Requirement —
Scan the material for the word "fill" and return every matching line.

Given entries —
[Start of section]

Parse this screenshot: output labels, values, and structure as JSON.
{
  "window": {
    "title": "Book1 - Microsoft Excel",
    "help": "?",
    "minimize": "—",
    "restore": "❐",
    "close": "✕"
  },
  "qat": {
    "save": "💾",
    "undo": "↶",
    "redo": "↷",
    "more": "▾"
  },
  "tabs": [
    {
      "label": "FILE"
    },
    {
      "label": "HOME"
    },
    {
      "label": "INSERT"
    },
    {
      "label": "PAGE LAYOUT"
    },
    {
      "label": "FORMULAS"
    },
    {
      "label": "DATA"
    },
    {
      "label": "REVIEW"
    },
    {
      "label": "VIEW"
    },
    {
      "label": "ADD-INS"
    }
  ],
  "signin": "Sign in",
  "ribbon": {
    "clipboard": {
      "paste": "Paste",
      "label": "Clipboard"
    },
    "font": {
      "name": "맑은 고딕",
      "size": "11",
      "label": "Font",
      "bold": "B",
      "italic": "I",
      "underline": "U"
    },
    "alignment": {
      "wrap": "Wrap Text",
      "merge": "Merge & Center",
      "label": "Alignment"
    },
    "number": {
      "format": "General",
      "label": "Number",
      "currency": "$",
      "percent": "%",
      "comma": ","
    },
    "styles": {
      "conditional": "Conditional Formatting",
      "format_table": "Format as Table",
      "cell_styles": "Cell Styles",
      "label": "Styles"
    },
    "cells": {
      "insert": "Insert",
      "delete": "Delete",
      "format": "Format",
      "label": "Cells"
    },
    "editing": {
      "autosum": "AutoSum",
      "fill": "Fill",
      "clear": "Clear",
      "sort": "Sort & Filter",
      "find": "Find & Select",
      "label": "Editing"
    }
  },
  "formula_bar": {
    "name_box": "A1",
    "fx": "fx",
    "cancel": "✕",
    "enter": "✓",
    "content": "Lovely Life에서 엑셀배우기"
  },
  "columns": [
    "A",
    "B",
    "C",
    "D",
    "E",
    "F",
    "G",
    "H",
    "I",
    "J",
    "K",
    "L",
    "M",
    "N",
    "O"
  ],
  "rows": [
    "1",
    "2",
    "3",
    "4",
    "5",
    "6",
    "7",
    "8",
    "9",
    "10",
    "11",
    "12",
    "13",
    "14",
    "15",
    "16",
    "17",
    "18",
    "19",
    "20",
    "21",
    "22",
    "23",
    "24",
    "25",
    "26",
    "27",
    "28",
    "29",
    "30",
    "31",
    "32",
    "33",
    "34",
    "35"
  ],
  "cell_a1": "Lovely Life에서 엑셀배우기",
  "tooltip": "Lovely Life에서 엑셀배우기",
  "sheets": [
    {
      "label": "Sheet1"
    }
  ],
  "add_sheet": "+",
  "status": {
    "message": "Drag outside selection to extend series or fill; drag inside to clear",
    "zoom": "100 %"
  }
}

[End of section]

Task result —
      "fill": "Fill",
    "message": "Drag outside selection to extend series or fill; drag inside to clear",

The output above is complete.